Ellie Chu (Leah Lewis) is a bit of an oddball in the remote Oregon town of Squahamish where she and her father (Collin Chou) reside. Much smarter than her peers, she keeps to herself but has no problem taking money from fellow students in order to write their English essays for them. It's a nice cottage industry for her but she's thrown for a loop when Paul Munsky (Daniel Diemer) asks her to pen a love letter for him. The object of his affection is one Astor Flores (Alexxis Lemire) who is indeed quite beautiful, but more importantly, she's very kind. Feeling hemmed in by the lack of options Squahamish has to offer and the immature people in her social circle, she finds herself yearning to connect with someone, anyone who has more on their mind than getting drunk on Friday night. Ellie reluctantly decides to help Paul and begins to observe Astor so that she can learn what interests her, discover what her passions on. In doing so, she finds a kindred soul and while the letters she pens may bear Paul's name, they come directly from her heart.

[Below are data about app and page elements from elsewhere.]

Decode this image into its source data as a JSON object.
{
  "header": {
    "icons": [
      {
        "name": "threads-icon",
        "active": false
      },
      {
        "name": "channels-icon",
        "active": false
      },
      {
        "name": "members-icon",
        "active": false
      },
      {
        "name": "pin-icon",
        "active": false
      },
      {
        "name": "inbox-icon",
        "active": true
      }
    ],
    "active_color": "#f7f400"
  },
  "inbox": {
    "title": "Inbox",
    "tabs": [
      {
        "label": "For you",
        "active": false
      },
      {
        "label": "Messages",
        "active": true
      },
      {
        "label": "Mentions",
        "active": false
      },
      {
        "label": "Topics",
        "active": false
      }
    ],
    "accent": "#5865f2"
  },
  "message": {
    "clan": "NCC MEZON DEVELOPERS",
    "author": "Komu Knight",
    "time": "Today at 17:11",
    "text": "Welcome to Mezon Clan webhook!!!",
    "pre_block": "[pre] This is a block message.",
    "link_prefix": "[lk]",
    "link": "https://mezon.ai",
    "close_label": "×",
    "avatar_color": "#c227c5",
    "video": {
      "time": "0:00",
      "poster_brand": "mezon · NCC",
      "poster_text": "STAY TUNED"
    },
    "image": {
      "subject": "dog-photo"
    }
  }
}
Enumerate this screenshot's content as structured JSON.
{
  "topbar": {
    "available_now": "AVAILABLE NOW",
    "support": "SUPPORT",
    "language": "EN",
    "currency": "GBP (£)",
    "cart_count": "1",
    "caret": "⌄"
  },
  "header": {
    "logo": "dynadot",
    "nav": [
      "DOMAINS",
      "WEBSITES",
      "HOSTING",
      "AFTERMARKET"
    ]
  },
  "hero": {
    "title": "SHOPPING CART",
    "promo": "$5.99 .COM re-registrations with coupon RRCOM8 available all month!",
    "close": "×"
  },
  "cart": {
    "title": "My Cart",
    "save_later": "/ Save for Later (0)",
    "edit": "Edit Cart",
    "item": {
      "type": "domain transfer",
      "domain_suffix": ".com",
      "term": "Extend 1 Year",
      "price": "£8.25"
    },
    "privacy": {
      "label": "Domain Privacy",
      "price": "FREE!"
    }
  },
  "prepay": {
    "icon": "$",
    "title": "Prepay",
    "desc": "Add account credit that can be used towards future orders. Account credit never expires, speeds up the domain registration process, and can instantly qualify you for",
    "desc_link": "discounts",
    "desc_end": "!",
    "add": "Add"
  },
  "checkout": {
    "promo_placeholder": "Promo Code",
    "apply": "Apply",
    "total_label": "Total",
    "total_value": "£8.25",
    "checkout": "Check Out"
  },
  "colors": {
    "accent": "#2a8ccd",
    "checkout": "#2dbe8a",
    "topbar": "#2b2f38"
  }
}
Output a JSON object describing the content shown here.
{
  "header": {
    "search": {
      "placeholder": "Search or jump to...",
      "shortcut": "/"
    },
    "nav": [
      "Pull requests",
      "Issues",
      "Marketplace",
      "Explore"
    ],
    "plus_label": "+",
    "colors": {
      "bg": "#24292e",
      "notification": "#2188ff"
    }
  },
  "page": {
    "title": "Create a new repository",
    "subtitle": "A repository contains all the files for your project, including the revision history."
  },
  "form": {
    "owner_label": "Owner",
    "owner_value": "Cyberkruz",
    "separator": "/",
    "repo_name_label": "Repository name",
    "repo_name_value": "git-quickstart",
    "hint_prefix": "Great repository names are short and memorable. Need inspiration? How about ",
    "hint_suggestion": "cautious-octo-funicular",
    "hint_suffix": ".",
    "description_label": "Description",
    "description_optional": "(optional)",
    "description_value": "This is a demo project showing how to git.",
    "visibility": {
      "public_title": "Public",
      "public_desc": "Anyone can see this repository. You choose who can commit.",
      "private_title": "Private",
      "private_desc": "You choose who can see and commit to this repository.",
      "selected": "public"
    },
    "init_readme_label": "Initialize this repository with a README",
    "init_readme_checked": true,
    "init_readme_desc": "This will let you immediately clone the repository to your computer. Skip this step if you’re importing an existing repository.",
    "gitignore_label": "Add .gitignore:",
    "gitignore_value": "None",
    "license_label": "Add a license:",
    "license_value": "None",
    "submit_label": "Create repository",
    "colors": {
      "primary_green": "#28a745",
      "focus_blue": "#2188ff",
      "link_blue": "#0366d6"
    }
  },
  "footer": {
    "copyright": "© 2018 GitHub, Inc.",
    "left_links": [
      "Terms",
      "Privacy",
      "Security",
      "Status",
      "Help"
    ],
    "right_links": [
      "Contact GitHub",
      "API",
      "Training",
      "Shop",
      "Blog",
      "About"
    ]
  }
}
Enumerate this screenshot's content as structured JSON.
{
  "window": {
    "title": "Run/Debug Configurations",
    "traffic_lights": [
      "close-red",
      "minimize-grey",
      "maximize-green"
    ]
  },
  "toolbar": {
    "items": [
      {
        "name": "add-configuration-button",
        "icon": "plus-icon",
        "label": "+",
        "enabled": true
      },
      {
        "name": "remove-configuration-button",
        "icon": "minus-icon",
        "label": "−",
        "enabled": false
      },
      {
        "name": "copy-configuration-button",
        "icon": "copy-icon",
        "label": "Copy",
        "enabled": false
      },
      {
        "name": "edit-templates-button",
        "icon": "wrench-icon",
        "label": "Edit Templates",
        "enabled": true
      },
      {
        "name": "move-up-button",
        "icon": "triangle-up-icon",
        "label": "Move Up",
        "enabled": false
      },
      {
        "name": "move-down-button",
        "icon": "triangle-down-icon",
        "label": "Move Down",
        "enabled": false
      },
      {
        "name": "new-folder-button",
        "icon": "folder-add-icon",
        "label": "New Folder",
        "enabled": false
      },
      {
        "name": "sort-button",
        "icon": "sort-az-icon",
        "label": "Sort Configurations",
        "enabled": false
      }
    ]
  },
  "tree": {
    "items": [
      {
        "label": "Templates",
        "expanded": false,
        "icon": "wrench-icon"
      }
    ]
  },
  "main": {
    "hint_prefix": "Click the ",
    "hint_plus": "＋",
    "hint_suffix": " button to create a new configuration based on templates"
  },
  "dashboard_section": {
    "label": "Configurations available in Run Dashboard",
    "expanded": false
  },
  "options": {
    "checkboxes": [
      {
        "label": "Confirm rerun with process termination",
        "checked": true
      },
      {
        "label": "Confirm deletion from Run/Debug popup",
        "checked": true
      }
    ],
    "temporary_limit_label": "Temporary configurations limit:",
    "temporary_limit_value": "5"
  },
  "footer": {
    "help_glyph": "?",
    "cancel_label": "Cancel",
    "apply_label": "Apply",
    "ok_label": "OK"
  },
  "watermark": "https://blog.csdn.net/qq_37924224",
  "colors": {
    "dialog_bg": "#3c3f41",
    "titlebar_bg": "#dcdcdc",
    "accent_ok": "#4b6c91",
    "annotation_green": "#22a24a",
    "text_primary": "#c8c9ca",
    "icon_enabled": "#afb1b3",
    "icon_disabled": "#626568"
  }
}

It comes as no surprise that a love triangle develops between the three as Ellie soon falls for Astor as well. However, Half's most pleasant surprise is the relationship that develops between Ellie and Paul. Going full Pygmalion on him, she tries to turn him into the man Astor would not only be attracted to but deserves. In the process, which is very funny, she comes to see that he is far more sensitive than the average high school jock and that, much like her, he must deal with familial issues no teen should have to contend with. The bond that develops between them is genuinely poignant and proves to be a welcome wrinkle on the Cyrano premise.
The fact that Wu has her teen characters quoting Wim Winders' movies, reading The Remains of the Day and watching The Philadelphia Story is a pleasant conceit but hardly one with a basis in reality. These elements and others like them grate a bit but the good natured humor present during Astor and Paul's disastrous first date, a genuinely funny conversation between Paul and Ellie during a game of ping pong and the climactic scene in which all three confess their true feelings for each other in front of the congregation of the church where Astor's father is a pastor more than make up for any of the film's flights of fancy. Thanks to the great work from Lewis, Diemer and Lemire, we genuinely care about their characters, and that proves to be more than enough.
Contact Chuck Koplinski at firstname.lastname@example.org.